RECORDS PROVIDED: Begin

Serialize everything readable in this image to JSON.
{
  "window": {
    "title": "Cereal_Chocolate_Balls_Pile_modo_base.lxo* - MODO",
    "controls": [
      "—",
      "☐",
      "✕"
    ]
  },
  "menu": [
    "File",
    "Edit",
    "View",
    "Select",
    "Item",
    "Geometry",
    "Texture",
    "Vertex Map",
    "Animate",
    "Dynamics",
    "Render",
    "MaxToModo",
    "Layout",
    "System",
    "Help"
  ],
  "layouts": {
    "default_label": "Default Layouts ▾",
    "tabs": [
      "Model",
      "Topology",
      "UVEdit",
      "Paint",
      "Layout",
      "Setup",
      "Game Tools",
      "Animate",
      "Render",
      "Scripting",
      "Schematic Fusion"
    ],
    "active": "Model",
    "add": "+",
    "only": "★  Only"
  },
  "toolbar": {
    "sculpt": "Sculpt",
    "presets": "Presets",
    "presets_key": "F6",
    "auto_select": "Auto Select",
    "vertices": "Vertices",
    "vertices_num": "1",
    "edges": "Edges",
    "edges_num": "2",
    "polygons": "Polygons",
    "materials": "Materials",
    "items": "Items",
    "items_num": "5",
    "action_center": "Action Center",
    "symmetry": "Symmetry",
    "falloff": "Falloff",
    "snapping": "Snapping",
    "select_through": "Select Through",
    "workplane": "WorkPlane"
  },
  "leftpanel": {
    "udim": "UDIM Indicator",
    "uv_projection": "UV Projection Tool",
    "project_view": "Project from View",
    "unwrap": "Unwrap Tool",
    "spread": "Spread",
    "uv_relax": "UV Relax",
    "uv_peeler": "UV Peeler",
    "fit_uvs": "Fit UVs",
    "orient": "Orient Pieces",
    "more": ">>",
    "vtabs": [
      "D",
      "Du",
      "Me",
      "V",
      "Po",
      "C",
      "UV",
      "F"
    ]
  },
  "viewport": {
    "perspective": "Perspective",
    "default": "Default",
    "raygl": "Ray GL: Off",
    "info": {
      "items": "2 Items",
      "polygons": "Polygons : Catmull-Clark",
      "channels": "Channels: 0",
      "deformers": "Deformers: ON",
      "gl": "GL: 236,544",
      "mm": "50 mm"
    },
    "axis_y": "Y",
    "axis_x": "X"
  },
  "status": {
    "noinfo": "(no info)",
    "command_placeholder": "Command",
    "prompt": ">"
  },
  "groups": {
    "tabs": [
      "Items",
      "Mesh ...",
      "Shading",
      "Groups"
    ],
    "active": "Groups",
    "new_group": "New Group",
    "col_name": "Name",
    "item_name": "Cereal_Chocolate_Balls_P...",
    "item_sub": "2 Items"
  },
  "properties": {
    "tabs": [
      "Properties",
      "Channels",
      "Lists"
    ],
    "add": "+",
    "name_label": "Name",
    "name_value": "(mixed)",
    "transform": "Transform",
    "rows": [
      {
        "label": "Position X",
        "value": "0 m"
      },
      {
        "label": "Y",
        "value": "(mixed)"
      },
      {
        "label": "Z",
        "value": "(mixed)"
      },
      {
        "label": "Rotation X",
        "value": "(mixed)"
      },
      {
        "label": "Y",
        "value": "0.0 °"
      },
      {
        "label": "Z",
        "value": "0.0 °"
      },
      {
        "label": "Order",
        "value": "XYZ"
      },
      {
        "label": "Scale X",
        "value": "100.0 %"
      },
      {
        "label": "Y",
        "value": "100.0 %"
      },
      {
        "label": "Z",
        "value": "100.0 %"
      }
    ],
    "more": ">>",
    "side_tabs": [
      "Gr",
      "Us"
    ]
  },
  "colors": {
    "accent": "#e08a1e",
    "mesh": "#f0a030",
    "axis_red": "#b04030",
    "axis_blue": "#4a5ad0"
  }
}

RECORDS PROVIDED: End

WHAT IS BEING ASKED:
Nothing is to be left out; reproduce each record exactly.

EXERCISE OUTPUT:
Serialize everything readable in this image to JSON.
{
  "window": {
    "title": "Cereal_Chocolate_Balls_Pile_modo_base.lxo* - MODO",
    "controls": [
      "—",
      "☐",
      "✕"
    ]
  },
  "menu": [
    "File",
    "Edit",
    "View",
    "Select",
    "Item",
    "Geometry",
    "Texture",
    "Vertex Map",
    "Animate",
    "Dynamics",
    "Render",
    "MaxToModo",
    "Layout",
    "System",
    "Help"
  ],
  "layouts": {
    "default_label": "Default Layouts ▾",
    "tabs": [
      "Model",
      "Topology",
      "UVEdit",
      "Paint",
      "Layout",
      "Setup",
      "Game Tools",
      "Animate",
      "Render",
      "Scripting",
      "Schematic Fusion"
    ],
    "active": "Model",
    "add": "+",
    "only": "★  Only"
  },
  "toolbar": {
    "sculpt": "Sculpt",
    "presets": "Presets",
    "presets_key": "F6",
    "auto_select": "Auto Select",
    "vertices": "Vertices",
    "vertices_num": "1",
    "edges": "Edges",
    "edges_num": "2",
    "polygons": "Polygons",
    "materials": "Materials",
    "items": "Items",
    "items_num": "5",
    "action_center": "Action Center",
    "symmetry": "Symmetry",
    "falloff": "Falloff",
    "snapping": "Snapping",
    "select_through": "Select Through",
    "workplane": "WorkPlane"
  },
  "leftpanel": {
    "udim": "UDIM Indicator",
    "uv_projection": "UV Projection Tool",
    "project_view": "Project from View",
    "unwrap": "Unwrap Tool",
    "spread": "Spread",
    "uv_relax": "UV Relax",
    "uv_peeler": "UV Peeler",
    "fit_uvs": "Fit UVs",
    "orient": "Orient Pieces",
    "more": ">>",
    "vtabs": [
      "D",
      "Du",
      "Me",
      "V",
      "Po",
      "C",
      "UV",
      "F"
    ]
  },
  "viewport": {
    "perspective": "Perspective",
    "default": "Default",
    "raygl": "Ray GL: Off",
    "info": {
      "items": "2 Items",
      "polygons": "Polygons : Catmull-Clark",
      "channels": "Channels: 0",
      "deformers": "Deformers: ON",
      "gl": "GL: 236,544",
      "mm": "50 mm"
    },
    "axis_y": "Y",
    "axis_x": "X"
  },
  "status": {
    "noinfo": "(no info)",
    "command_placeholder": "Command",
    "prompt": ">"
  },
  "groups": {
    "tabs": [
      "Items",
      "Mesh ...",
      "Shading",
      "Groups"
    ],
    "active": "Groups",
    "new_group": "New Group",
    "col_name": "Name",
    "item_name": "Cereal_Chocolate_Balls_P...",
    "item_sub": "2 Items"
  },
  "properties": {
    "tabs": [
      "Properties",
      "Channels",
      "Lists"
    ],
    "add": "+",
    "name_label": "Name",
    "name_value": "(mixed)",
    "transform": "Transform",
    "rows": [
      {
        "label": "Position X",
        "value": "0 m"
      },
      {
        "label": "Y",
        "value": "(mixed)"
      },
      {
        "label": "Z",
        "value": "(mixed)"
      },
      {
        "label": "Rotation X",
        "value": "(mixed)"
      },
      {
        "label": "Y",
        "value": "0.0 °"
      },
      {
        "label": "Z",
        "value": "0.0 °"
      },
      {
        "label": "Order",
        "value": "XYZ"
      },
      {
        "label": "Scale X",
        "value": "100.0 %"
      },
      {
        "label": "Y",
        "value": "100.0 %"
      },
      {
        "label": "Z",
        "value": "100.0 %"
      }
    ],
    "more": ">>",
    "side_tabs": [
      "Gr",
      "Us"
    ]
  },
  "colors": {
    "accent": "#e08a1e",
    "mesh": "#f0a030",
    "axis_red": "#b04030",
    "axis_blue": "#4a5ad0"
  }
}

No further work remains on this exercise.